Zendesk volunteers are taking action to support refugees around the world and you can too. Join the thousands of supporters who have called their representatives, written letters, shared campaigns, or otherwise mobilized to advocate for protection for refugees and asylum seekers around the world. Learn more about how to lend a helping hand.
To help the IRC continue to provide critical support, donate here.
The following Zendesk Tech for Good partners are focused on providing access to shelter or funds within Europe, especially within the U.K. and Germany. Consider donating to these orgs:
- ICanHelpHost connects refugees with access to over 10,000 hosts across the U.K. and Europe.
- #UnterKunft Ukraine is a digital platform that helps people who have fled Ukraine—or are in the process of doing so—with safe and reliable access to accommodations in Germany.
- Rotary Club Berlin organizes and coordinates accommodations for Ukrainian refugees in Berlin.
- The Red Cross – Poland works in partnership with AWS and the American Red Cross to get monthly cash donations to Ukrainian families in need.
For families starting over in a new country, words of kindness and compassion can mean everything. Writing a note or recording a video message takes just a few minutes but makes a huge impact on refugee children and families. Here’s how you can submit a video message of welcome or send a digital note to people in Ukraine.
Sponsor a Ukrainian seeking refuge
In the almost six months since the war in Ukraine first began, more than 100,000 Ukrainians are seeking refuge in the United States. Under the Uniting for Ukraine program, Ukrainians need to find a sponsor to enter the United States with humanitarian parole. Our partner, Civic Nation, has collaborated with Welcome.US to launch Welcome Connect, a tool that bridges this gap and empowers Americans to sponsor families seeking refuge.

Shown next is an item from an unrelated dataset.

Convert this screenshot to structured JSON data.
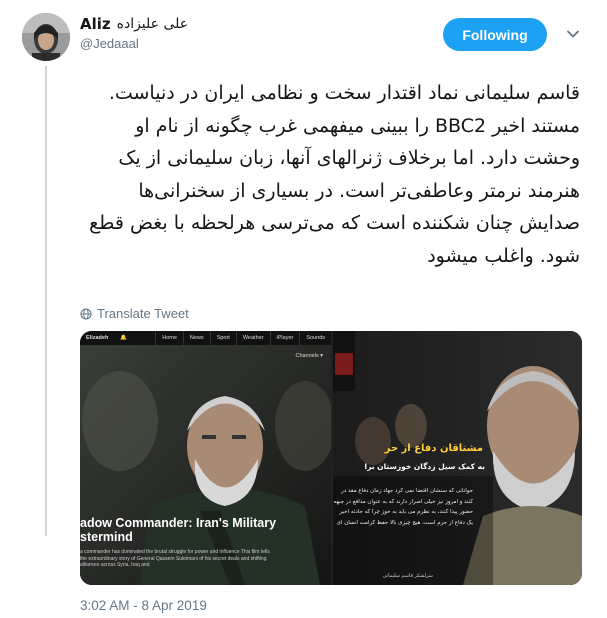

In the first five days the platform opened, 5,000 Ukrainian families signed up, hoping to connect with potential sponsors in the United States. You can now register at Welcome Connect to sponsor a Ukrainian. Registration is not an immediate obligation to sponsor—you will create a profile, be offered an online training, and start the process of connecting with a Ukrainian seeking refuge to decide whether sponsorship is a good fit for you. This is a powerful and meaningful way to help.